- What you are asked to do: Where does the word "title" appear in the entries below? Copy each line that holds it.

Website and app data records:
== == ==
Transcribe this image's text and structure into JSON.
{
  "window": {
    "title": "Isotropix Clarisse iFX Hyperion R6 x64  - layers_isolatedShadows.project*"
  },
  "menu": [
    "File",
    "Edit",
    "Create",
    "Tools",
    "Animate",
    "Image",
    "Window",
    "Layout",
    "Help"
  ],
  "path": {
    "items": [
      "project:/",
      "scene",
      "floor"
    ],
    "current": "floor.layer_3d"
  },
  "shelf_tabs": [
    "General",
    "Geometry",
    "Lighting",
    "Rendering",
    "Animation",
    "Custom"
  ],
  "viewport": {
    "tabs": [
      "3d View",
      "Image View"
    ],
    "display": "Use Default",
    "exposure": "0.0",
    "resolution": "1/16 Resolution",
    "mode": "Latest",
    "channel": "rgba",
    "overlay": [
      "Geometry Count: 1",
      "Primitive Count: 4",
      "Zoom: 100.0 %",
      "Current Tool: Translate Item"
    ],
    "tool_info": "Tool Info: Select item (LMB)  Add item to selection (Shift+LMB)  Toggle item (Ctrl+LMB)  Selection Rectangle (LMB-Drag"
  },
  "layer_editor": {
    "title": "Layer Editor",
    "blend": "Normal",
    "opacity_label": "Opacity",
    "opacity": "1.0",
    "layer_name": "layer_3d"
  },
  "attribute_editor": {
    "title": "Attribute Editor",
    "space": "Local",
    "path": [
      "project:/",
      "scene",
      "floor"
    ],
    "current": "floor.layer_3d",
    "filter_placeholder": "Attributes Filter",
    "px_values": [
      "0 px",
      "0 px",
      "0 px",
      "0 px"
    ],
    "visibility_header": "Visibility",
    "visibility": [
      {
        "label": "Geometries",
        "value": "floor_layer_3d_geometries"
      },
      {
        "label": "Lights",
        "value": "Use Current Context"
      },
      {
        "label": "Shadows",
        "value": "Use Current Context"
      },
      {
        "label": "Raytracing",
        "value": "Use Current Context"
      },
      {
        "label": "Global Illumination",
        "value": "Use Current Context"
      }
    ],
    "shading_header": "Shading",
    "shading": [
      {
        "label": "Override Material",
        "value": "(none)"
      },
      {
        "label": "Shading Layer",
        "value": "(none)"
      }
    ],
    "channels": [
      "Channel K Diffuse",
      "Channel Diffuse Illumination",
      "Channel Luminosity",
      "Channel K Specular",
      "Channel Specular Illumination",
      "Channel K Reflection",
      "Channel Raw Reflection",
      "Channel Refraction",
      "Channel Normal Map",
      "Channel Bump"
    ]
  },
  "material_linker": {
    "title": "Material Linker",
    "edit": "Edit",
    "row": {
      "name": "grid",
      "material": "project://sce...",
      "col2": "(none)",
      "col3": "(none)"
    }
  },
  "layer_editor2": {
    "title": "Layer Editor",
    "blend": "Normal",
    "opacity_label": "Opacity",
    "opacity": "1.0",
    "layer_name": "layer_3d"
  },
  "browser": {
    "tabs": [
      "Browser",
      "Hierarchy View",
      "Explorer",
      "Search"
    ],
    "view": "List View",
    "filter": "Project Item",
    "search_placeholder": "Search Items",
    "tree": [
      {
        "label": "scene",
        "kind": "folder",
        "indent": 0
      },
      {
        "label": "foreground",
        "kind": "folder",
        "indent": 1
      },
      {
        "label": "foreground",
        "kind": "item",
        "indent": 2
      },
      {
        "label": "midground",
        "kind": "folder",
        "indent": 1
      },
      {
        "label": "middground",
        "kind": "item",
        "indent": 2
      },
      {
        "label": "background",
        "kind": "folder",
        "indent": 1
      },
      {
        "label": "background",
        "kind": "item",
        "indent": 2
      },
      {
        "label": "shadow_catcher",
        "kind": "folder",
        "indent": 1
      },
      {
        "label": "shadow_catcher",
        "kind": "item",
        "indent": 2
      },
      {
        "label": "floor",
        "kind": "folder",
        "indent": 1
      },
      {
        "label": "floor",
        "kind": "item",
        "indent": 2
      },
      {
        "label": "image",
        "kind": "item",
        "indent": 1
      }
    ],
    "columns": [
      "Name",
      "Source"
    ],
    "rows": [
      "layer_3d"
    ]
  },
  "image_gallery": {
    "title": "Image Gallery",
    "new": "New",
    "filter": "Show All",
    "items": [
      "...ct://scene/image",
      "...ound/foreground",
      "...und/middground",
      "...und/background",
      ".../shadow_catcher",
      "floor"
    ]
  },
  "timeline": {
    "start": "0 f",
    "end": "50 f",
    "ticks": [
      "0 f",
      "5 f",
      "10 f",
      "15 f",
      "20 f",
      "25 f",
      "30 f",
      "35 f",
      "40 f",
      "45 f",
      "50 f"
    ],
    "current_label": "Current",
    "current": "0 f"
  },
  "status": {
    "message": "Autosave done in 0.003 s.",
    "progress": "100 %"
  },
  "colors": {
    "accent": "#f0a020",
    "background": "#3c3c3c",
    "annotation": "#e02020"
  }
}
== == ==
- Result of this exercise:
    "title": "Isotropix Clarisse iFX Hyperion R6 x64  - layers_isolatedShadows.project*"
    "title": "Layer Editor",
    "title": "Attribute Editor",
    "title": "Material Linker",
    "title": "Layer Editor",
    "title": "Image Gallery",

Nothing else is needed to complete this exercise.